I had a cook book called ‘The Suriani Kitchen’ – Recipes and Recollections from the Syrian Christians of Kerala, by Lathika George. It is by far one of the most exhaustive cook books that I have come across that has been put together so painstakingly by the author.
Dr. Shabana Saleem explores the beautiful weekend spots with her family and shares a wonderful account with us. This Naval wife, is an MBBS, DNB (Family Medicine), a mother of two beautiful girls, an excellent cook and a hobbyist. She is one of the most prominent Guest Writers
Senior Assistant Professor, Mrs. Deep Umamahesh shares a wonderful experience of a misty and peaceful weekend break that reminds us that we all should take out some time to enjoy the nature’s bounty.
A trip to North Kerala would be incomplete without witnessing the traditional dance form Theyyam. Theyyam is derived from the word ‘Deyvam’, which means God in Malayalam, and is a Hindu religious rite that is passed down from one generation to another.

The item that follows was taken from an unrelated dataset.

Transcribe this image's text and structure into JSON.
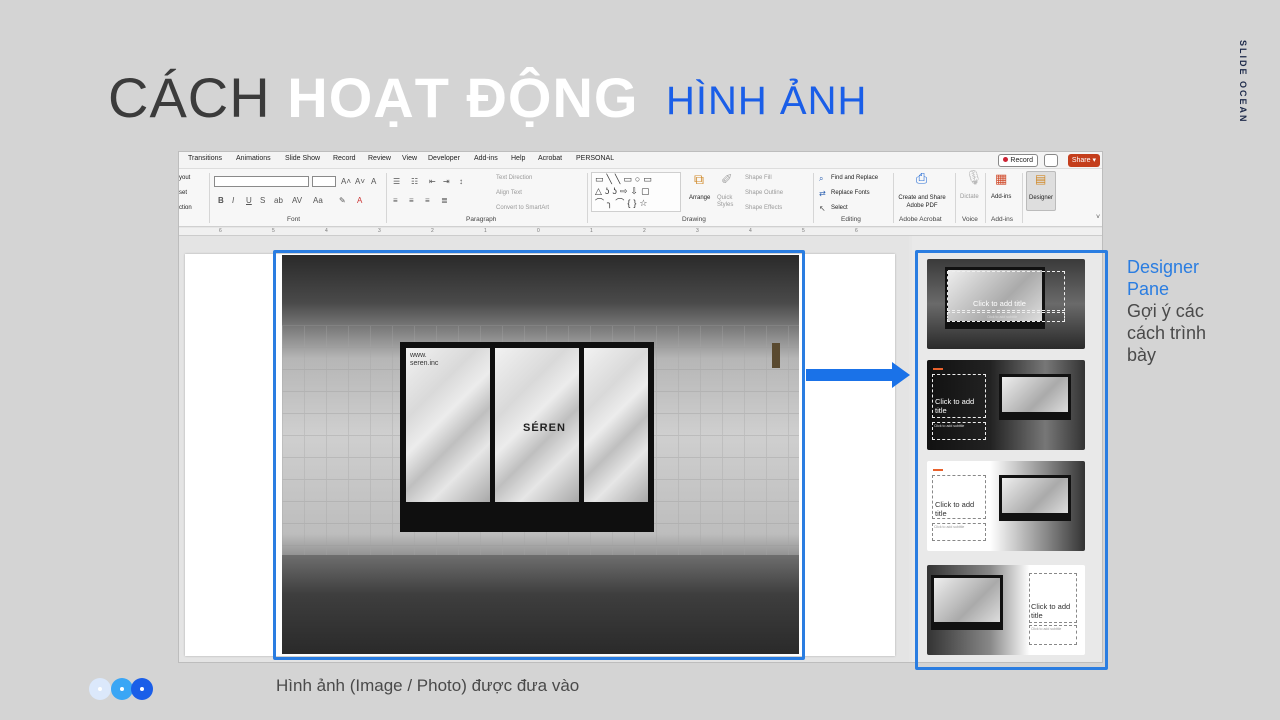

If you’re looking for an authentic Malayali cuisine on your visit to Kannur and don’t know where to go, then I can safely suggest visiting Malayala Sadya on SN Park Road in Kuzhikkunnu at Kannur. Don’t go by the external look of the building, go right in
St. Angelo’s Fort was one of the first Portuguese settlements on the Malabar shores. This seashore fort is situated on the cliff next to the Mapila Bay, extending into the Arabian Sea (also referred to as the Lakshadweep Sea). St. Angelo’s Fort has been declared to be
The pumpkin flower in Bengali is known as Kumro (pumpkin) phool (flower) and boy, does it make up for one of the most prized delicacies from Bengal. I had a golden opportunity to grow pumpkin in my kitchen garden and feasted on some garden fresh kumro phooley’r
There is a lot of similarity between Kerala and West Bengal – both of them being the predominant Communist states, also known for their infamous bandhs or hartals. Food also seems to have a common point – starting with rice, coconut, banana, fish, and non-vegetarian cuisine. In Bengal
Kodagu, popularly known as Coorg, is one of the most frequented weekend hotspots in Karnataka. This anglicized name – Coorg came into existence after the East India Company took over Kodagu in 1834.
If you want to spend an entire day leisurely walking around or simply reading a book at an art cafe, consider Fort Kochi, a mere 9 kilometres from MG Road, Ernakulam. Apart from enjoying the food and line up of curio shops, you could watch locals pulling